_Your instructions_
Reproduce the complete set of records, exactly as they appear.

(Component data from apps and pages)
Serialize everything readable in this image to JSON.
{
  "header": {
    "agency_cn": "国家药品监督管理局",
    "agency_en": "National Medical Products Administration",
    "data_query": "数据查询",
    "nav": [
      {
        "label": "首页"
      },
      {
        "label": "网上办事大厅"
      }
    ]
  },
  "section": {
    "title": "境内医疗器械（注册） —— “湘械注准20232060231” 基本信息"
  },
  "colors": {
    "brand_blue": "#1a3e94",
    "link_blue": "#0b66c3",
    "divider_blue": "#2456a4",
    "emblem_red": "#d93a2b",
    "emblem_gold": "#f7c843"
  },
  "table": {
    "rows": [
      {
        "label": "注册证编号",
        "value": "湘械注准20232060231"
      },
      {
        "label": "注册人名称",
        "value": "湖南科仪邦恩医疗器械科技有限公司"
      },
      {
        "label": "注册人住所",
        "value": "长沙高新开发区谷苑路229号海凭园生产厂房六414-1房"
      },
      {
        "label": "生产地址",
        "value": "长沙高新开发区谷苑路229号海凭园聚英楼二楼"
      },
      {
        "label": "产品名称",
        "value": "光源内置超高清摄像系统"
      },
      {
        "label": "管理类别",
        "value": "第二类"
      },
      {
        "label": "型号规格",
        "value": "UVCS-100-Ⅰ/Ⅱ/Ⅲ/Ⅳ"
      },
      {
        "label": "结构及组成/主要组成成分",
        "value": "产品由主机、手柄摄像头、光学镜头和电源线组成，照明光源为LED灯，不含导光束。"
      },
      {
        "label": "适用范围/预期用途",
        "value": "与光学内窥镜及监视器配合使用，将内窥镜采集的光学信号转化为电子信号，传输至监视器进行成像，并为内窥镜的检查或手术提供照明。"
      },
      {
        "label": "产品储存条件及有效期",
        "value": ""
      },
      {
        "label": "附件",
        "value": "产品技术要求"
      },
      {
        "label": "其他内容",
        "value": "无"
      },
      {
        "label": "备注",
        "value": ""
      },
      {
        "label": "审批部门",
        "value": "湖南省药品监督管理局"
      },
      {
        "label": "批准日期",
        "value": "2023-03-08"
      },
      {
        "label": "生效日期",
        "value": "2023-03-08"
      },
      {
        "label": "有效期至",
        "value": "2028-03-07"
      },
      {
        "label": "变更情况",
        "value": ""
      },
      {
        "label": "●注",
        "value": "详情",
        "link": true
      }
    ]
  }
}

_Solved exercise_
Serialize everything readable in this image to JSON.
{
  "header": {
    "agency_cn": "国家药品监督管理局",
    "agency_en": "National Medical Products Administration",
    "data_query": "数据查询",
    "nav": [
      {
        "label": "首页"
      },
      {
        "label": "网上办事大厅"
      }
    ]
  },
  "section": {
    "title": "境内医疗器械（注册） —— “湘械注准20232060231” 基本信息"
  },
  "colors": {
    "brand_blue": "#1a3e94",
    "link_blue": "#0b66c3",
    "divider_blue": "#2456a4",
    "emblem_red": "#d93a2b",
    "emblem_gold": "#f7c843"
  },
  "table": {
    "rows": [
      {
        "label": "注册证编号",
        "value": "湘械注准20232060231"
      },
      {
        "label": "注册人名称",
        "value": "湖南科仪邦恩医疗器械科技有限公司"
      },
      {
        "label": "注册人住所",
        "value": "长沙高新开发区谷苑路229号海凭园生产厂房六414-1房"
      },
      {
        "label": "生产地址",
        "value": "长沙高新开发区谷苑路229号海凭园聚英楼二楼"
      },
      {
        "label": "产品名称",
        "value": "光源内置超高清摄像系统"
      },
      {
        "label": "管理类别",
        "value": "第二类"
      },
      {
        "label": "型号规格",
        "value": "UVCS-100-Ⅰ/Ⅱ/Ⅲ/Ⅳ"
      },
      {
        "label": "结构及组成/主要组成成分",
        "value": "产品由主机、手柄摄像头、光学镜头和电源线组成，照明光源为LED灯，不含导光束。"
      },
      {
        "label": "适用范围/预期用途",
        "value": "与光学内窥镜及监视器配合使用，将内窥镜采集的光学信号转化为电子信号，传输至监视器进行成像，并为内窥镜的检查或手术提供照明。"
      },
      {
        "label": "产品储存条件及有效期",
        "value": ""
      },
      {
        "label": "附件",
        "value": "产品技术要求"
      },
      {
        "label": "其他内容",
        "value": "无"
      },
      {
        "label": "备注",
        "value": ""
      },
      {
        "label": "审批部门",
        "value": "湖南省药品监督管理局"
      },
      {
        "label": "批准日期",
        "value": "2023-03-08"
      },
      {
        "label": "生效日期",
        "value": "2023-03-08"
      },
      {
        "label": "有效期至",
        "value": "2028-03-07"
      },
      {
        "label": "变更情况",
        "value": ""
      },
      {
        "label": "●注",
        "value": "详情",
        "link": true
      }
    ]
  }
}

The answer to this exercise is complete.